Firstly, toilet locks are easy and straightforward to use. One usually just has to turn a knob or push a lever of sorts to securely lock the door from the inside. On the outside, the occupancy indicator will turn from green to red, indicating that it was originally vacant, but now in use. This easily understandable and straightforward design of a public toilet lock provides a hassle-free experience for users, making it quick and easy to enter a cubicle and lock it, should the user be in a rush.
Secondly, the tangible verification of an occupied toilet door is vital in the experience of using a cubicle, both for the person inside the cubicle, and for anyone on the outside needing to use the toilet. For the former, being able to see that the door is locked and being sure that anyone outside is unable to swing the door open puts the heart at ease, knowing that they can safely and privately answer nature’s call. For the latter, the sight of the occupancy indicator’s status makes it convenient for them to gauge whether or not they can enter the cubicle, or if it is occupied and requires some waiting time. For both parties, it helps to curb any misunderstandings that could arise should someone accidentally open the door on another in the middle of their toilet activities, and helps to keep stress levels low by ensuring a secured door for the one inside, and the knowledge that the cubicle is definitely occupied for the one outside.

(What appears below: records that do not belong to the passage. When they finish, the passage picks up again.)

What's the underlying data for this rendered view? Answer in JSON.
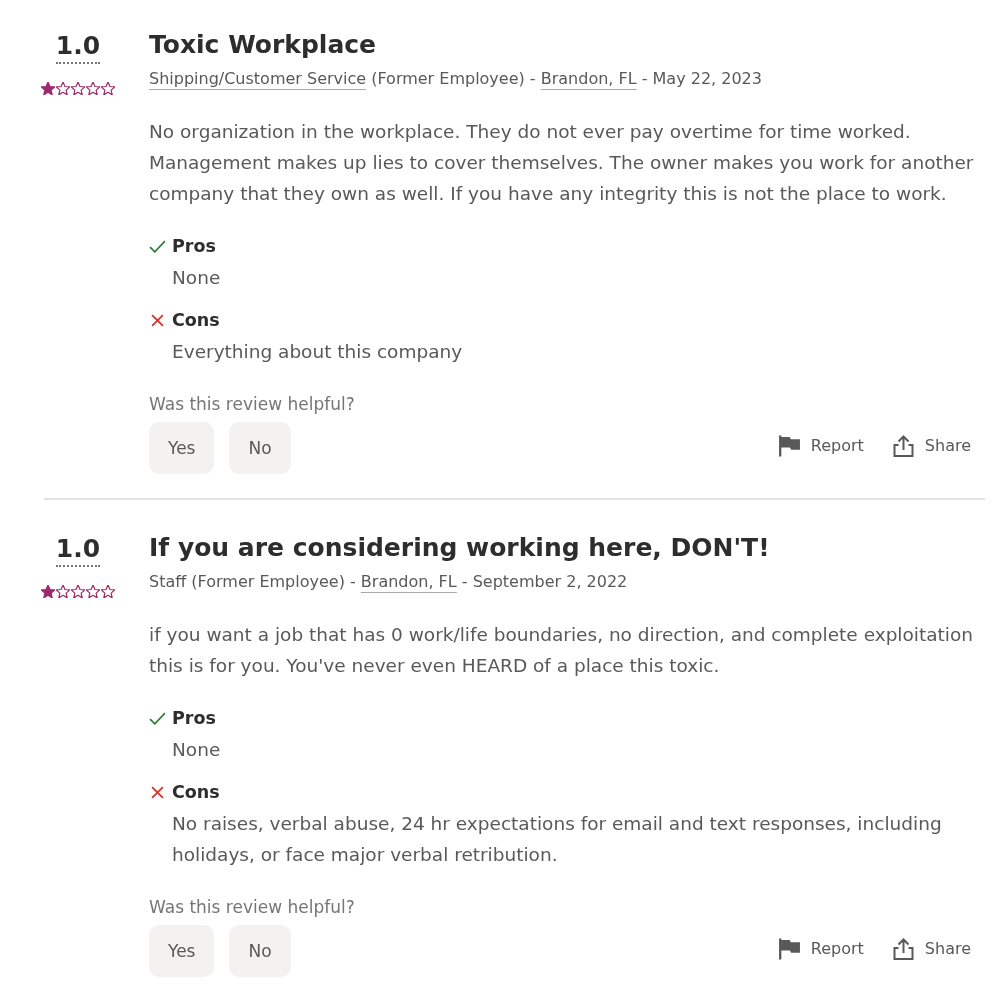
{
  "reviews": [
    {
      "rating": "1.0",
      "stars": 1,
      "title": "Toxic Workplace",
      "meta": [
        {
          "kind": "link",
          "text": "Shipping/Customer Service"
        },
        {
          "kind": "text",
          "text": "(Former Employee) -"
        },
        {
          "kind": "link",
          "text": "Brandon, FL"
        },
        {
          "kind": "text",
          "text": "- May 22, 2023"
        }
      ],
      "text": "No organization in the workplace. They do not ever pay overtime for time worked. Management makes up lies to cover themselves. The owner makes you work for another company that they own as well. If you have any integrity this is not the place to work.",
      "pros": {
        "label": "Pros",
        "text": "None"
      },
      "cons": {
        "label": "Cons",
        "text": "Everything about this company"
      },
      "helpful_question": "Was this review helpful?",
      "buttons": [
        "Yes",
        "No"
      ],
      "report": "Report",
      "share": "Share"
    },
    {
      "rating": "1.0",
      "stars": 1,
      "title": "If you are considering working here, DON'T!",
      "meta": [
        {
          "kind": "text",
          "text": "Staff (Former Employee) -"
        },
        {
          "kind": "link",
          "text": "Brandon, FL"
        },
        {
          "kind": "text",
          "text": "- September 2, 2022"
        }
      ],
      "text": "if you want a job that has 0 work/life boundaries, no direction, and complete exploitation this is for you. You've never even HEARD of a place this toxic.",
      "pros": {
        "label": "Pros",
        "text": "None"
      },
      "cons": {
        "label": "Cons",
        "text": "No raises, verbal abuse, 24 hr expectations for email and text responses, including holidays, or face major verbal retribution."
      },
      "helpful_question": "Was this review helpful?",
      "buttons": [
        "Yes",
        "No"
      ],
      "report": "Report",
      "share": "Share"
    }
  ]
}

Though one could argue that there have come about a few automatic toilet locks for handicap toilets which prove that regular toilet locks have been digitalised, automatic toilet locks do not provide the same feeling of safety and security for those using the cubicle as compared to regular ones. Being an automatic lock, there is no tangible sight of a locked lock. This could raise the thought that perhaps if the automation malfunctions, someone could open the automatic door at any moment.
The simplicity of the invention of the regular toilet lock and occupancy indicator provides users a smooth, quick and easy experience, to the point where it is often forgotten as a vital part of one’s trip to the toilet. If such a small invention could give us a sense of security and put our hearts at ease, perhaps such construction can be adapted into the many other areas of our lives, to improve our quality of life, be it a digital or traditional invention.